DENVER – Doctors are increasingly prescribing exercise as medicine for their patients to prevent and treat disease and injury. A growing collection of evidence also suggests that exercise can be therapeutic for individuals suffering from Posttraumatic Stress Disorder (PTSD), including victims of rape.
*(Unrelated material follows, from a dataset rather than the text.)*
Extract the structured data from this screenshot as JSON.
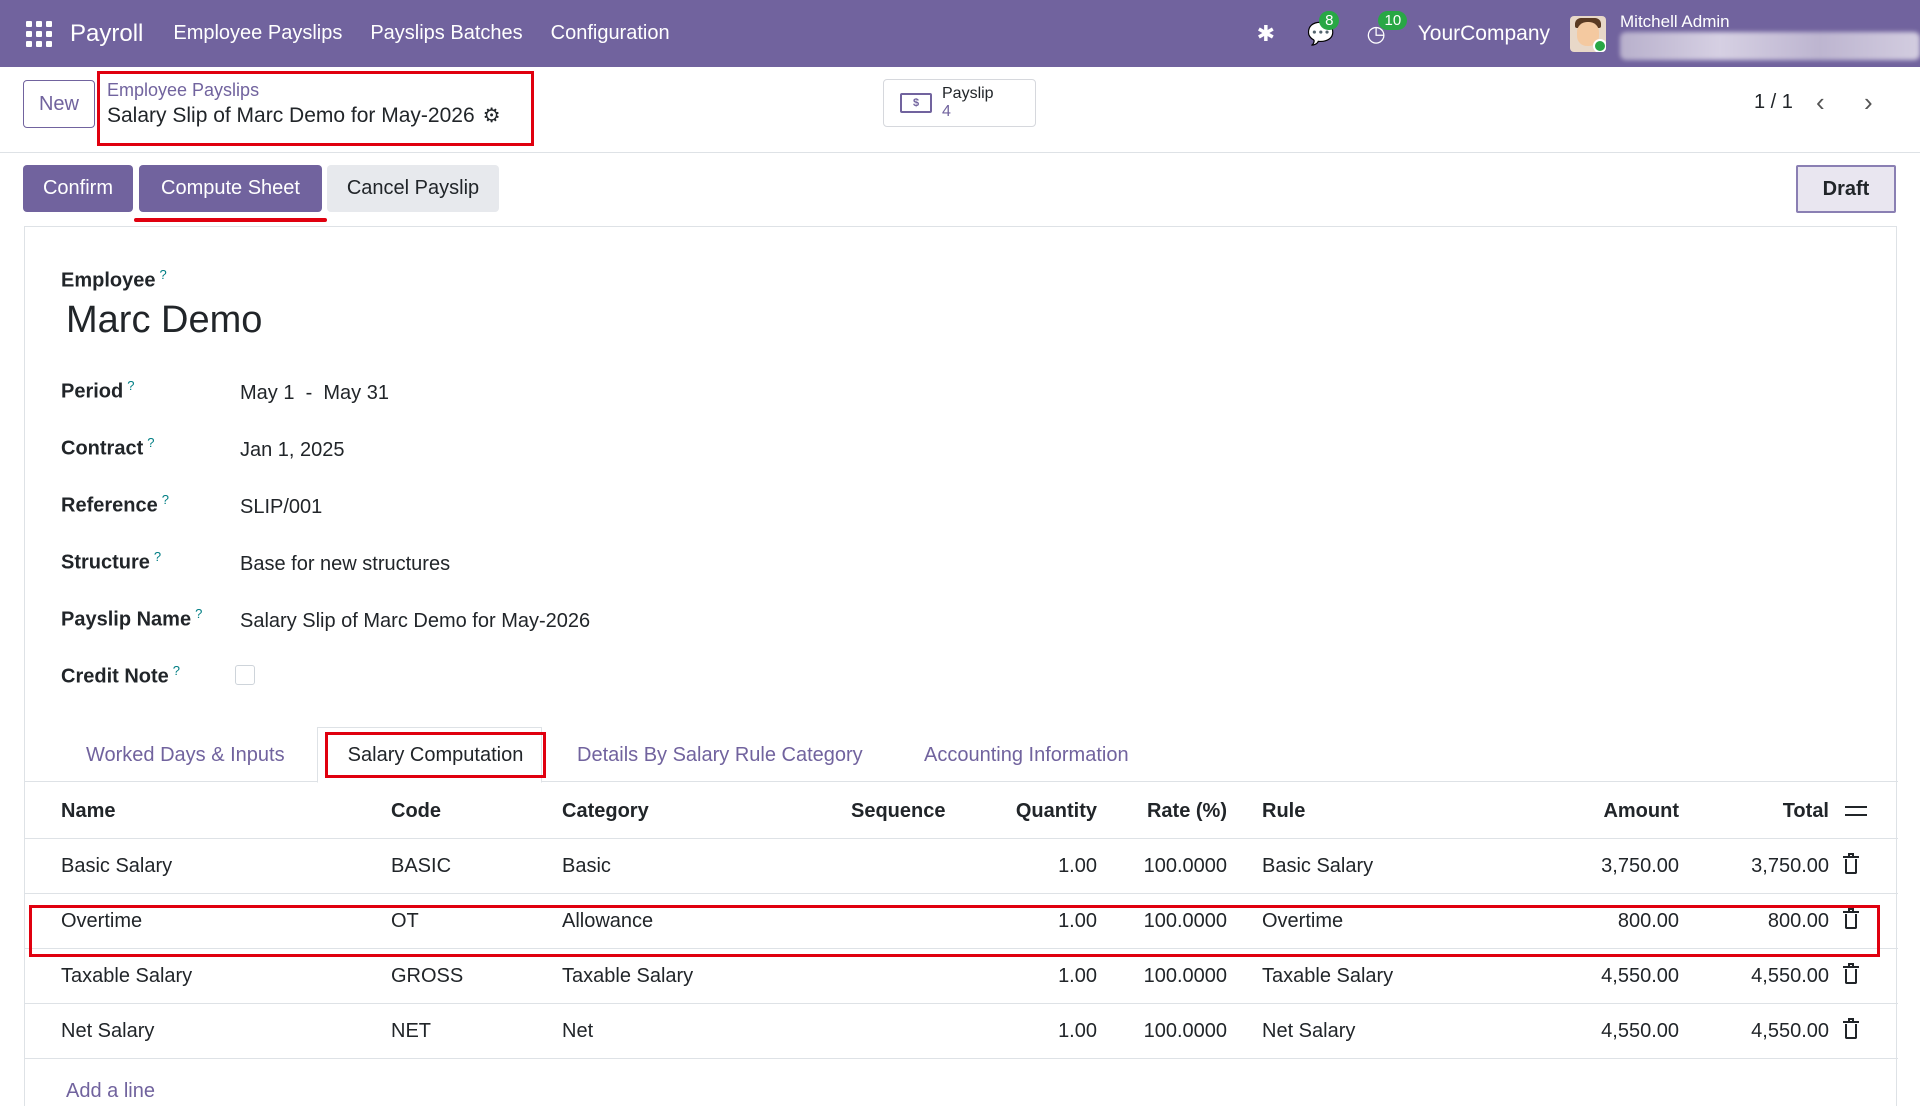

Research being presented today at the 58th Annual Meeting of the American College of Sports Medicine and 2nd World Congress on Exercise is Medicine® evaluated the effect of exercise for the anxiety disorder that affects up to 15 percent of the general population, including approximately 50 percent of female rape victims.
“Preliminary research has revealed that aerobic exercise may be an effective treatment for PTSD,” said Erika Smith, lead author of this study. “Previous studies have not utilized a control group and have not compared aerobic exercise to an empirically validated treatment for PTSD. This study aimed to do just that.”
Smith and her colleagues from the University of West Florida studied 14 participants who were recruited naturalistically through a Certified Rape Crisis Center in Pensacola, Fla. All participants attended bi-weekly cognitive behavioral therapy sessions, and seven of the participants also attended a minimum of two group circuit training classes per week.
The therapy sessions consisted of cognitive behavior interventions (CBT) as outlined by Dr. Edna Foa. Exercise sessions were 40 minutes in duration, including full-body exercises, and the circuit consisted of 30 seconds per exercise. The research team recorded each participant’s PTSD symptoms before and after treatment using the PTSD Checklist – Specific Versions (PCL-S).
Participants from both groups experienced improvement; however, the research team observed a clinically significant improvement in PCL-S score (10+) for participants in the CBT plus exercise group. Based on the study, Smith and her colleagues call for more research on the benefits of aerobic exercise as an adjunct treatment for individuals diagnosed with PTSD and a history of having experienced trauma.
The American College of Sports Medicine is the largest sports medicine and exercise science organization in the world. More than 45,000 international, national and regional members and certified professionals are dedicated to advancing and integrating scientific research to provide educational and practical applications of exercise science and sports medicine.
The conclusions outlined in this news release are those of the researchers only and should not be construed as an official statement of the American College of Sports Medicine. Research highlighted in this news release has been presented at a professional meeting but has not been peer-reviewed.